Today we had the opportunity to argue the parameters of RLUIPA before the Eighth Circuit Court of Appeals in St. Louis, Missouri in the case of St. John Vianney High School v. City of Kirkwood, Missouri. In this case, the City of Kirkwood approved the renovation […]Read More
On this day 19 years ago, President Bill Clinton signed into law the Religious Land Use and Institutionalized Persons Act, also known as RLUIPA. The law was passed by a unanimous Congress to enforce, by statutory right, four different constitutional prohibitions related to the development […]Read More
It was my honor to return to Carlinville, Illinois on Sunday, February 24, 2019 to worship at The Cross Church. A decade ago, we worked with the Church and resolved a case allowing it to develop a former Walmart Store into a Church. The once […]Read More
Although RLUIPA is mainly concerned with religious discrimination, racial animus towards a religious organization falls within the ambit of RLUIPA’s very broad protection. On February 7, 2019, the Fourth Circuit, citing the legislative history of RLUIPA, emphasized that “zoning board members or neighborhood residents explicitly offer race or […]Read More
As explained more thoroughly in “Litigating Religious Land Use Cases,” RLUIPA contains five claims under its broad statutory umbrella. And while each claim has distinct and separate elements, allclaims start with: “No government shall impose or implement a land use regulation. . . .”RLUIPA’s text […]Read More
We are pleased to report that our client, West Valley Christian Center located in the Chatsworth area of Los Angeles, has reached a tentative settlement in its religious land use case against the City of Los Angeles, California. Permits have issued, construction has commenced and […]Read More
The Aspen Times reported today about the impact of a religious land use case litigated by Daniel Dalton a decade ago and the relationship between the church, Grace Church of the Roaring Fork, and Pitken County, Colorado. The story highlights the positive impact of the church […]Read More
Have you ever wondered how many RLUIPA land use cases have occurred since Congress unanimously passed the law (the Religious Land Use and Institutionalized Persons Act) in 2000? Are you curious about the outcomes? Recently, we were asked to provide a Court with a list […]Read More

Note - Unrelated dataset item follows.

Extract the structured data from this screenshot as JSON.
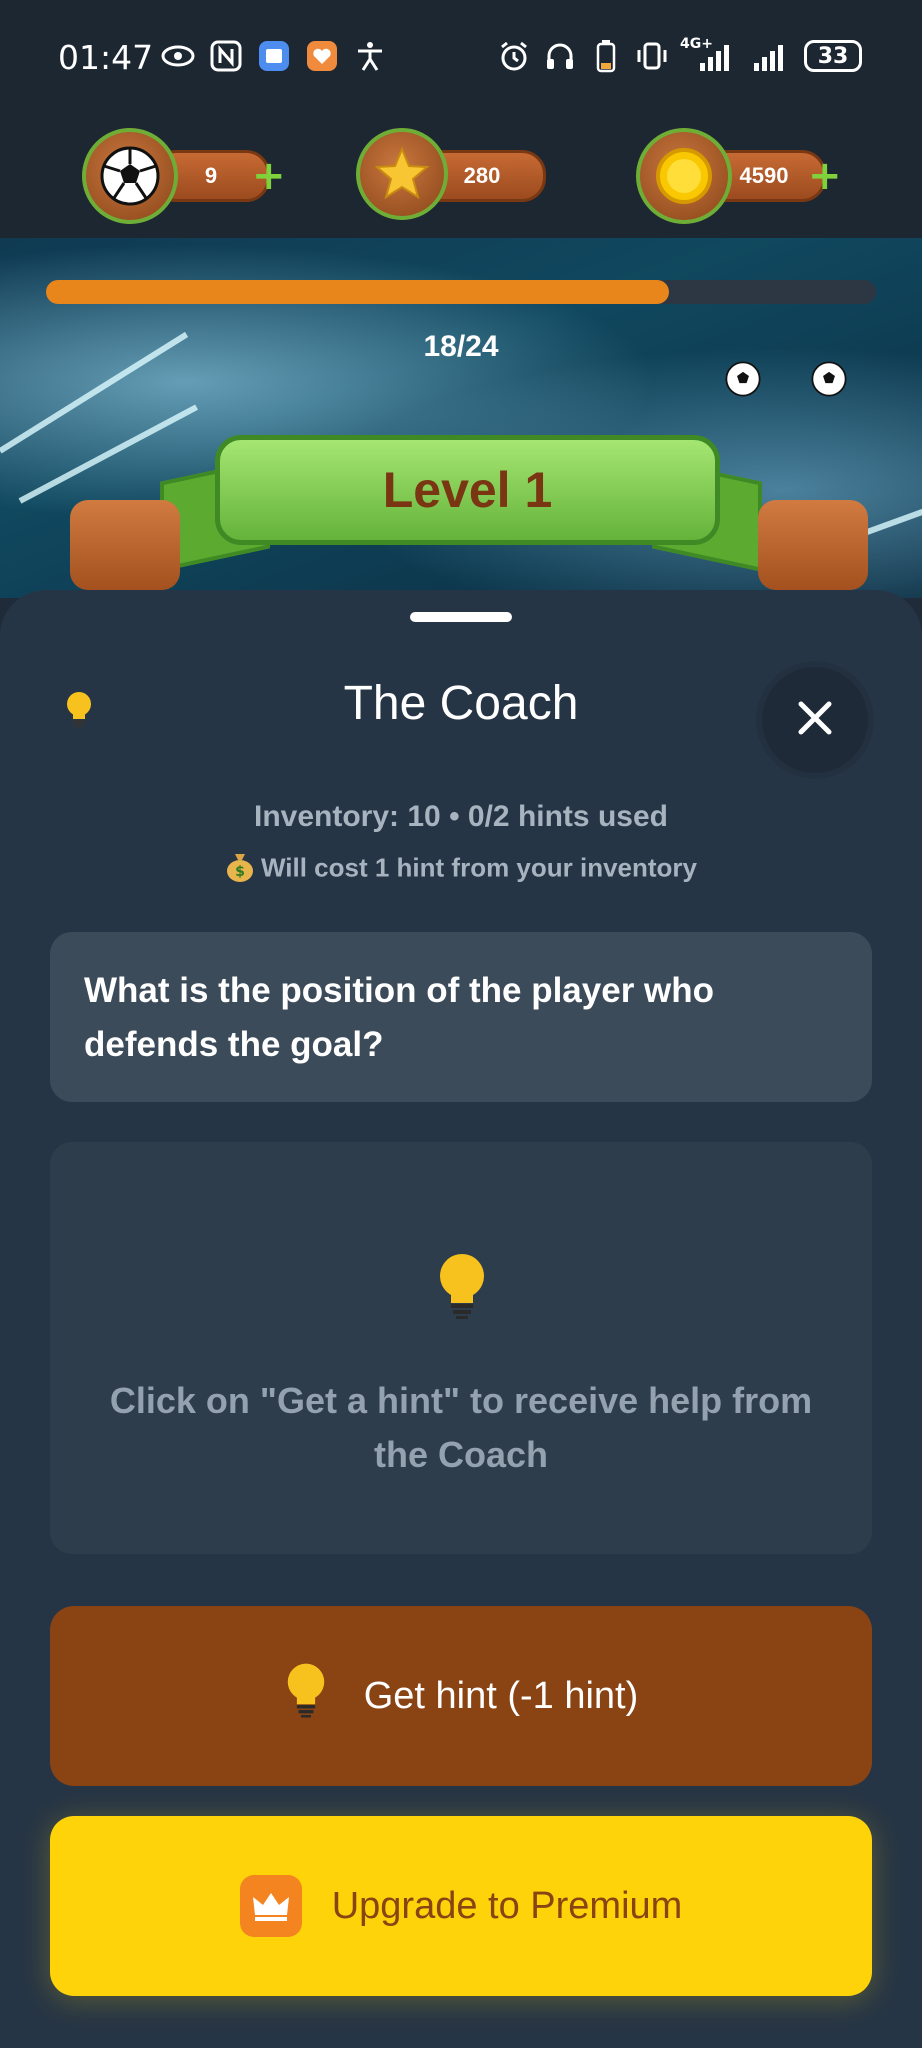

There are churches all across America that have closed their doors or given up on their missions when they didn’t have to. And in many cases they did it just because they weren’t aware of a federal law that guaranteed their right to do exactly […]Read More
On October 18, 2017, the City of San Diego City Council voted 7-2 to approve the Morris Cerullo Legacy Center (“MCWE “) in San Diego after it previously voted the month prior 5-4 to reject the proposal. In conjunction with the law firm of Galuppo […]Read More

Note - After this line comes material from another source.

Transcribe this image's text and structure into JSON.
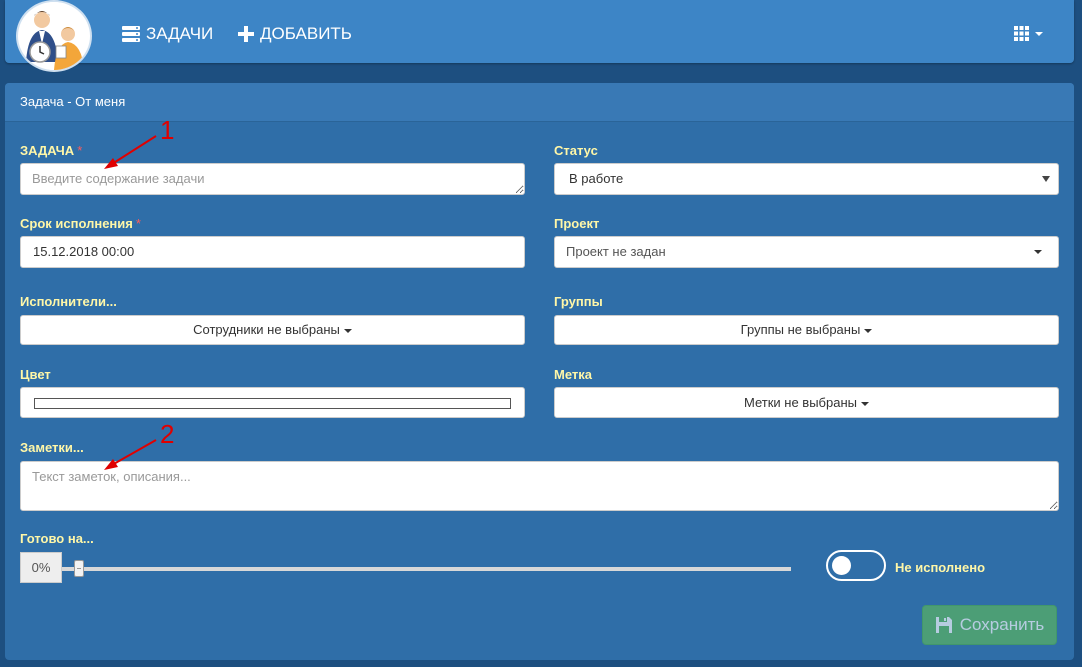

The attorneys of Dalton & Tomich, PLC have the experience and the knowledge to work with you to develop a legal solution that helps accomplish your goals. Our collaborative approach has helped leaders like you grow businesses and banks, develop and expand churches, and build nonprofit organizations nationwide.
In my role as Administrative Bishop for the Church of God, quite often we are faced with issues that involve local governments and municipalities. Many of these issues that arise in dealing with entities are land use related. I have found Dalton & Tomich’s experience and expertise in this area to be a valuable resource and asset in every situation.
Never one time during a year-long litigation process did Dalton & Tomich demonstrate anything other than Christ-like professionalism. They managed the legal details, while we continued to do church. How they managed themselves, managed our case, and represented our church set the table for me and our church to be where we are today.
Dalton & Tomich’s expertise and experience helped us through a very difficult legal journey, ultimately achieving a favorable outcome. Their personal interest in helping us went “above and beyond” just the call of duty.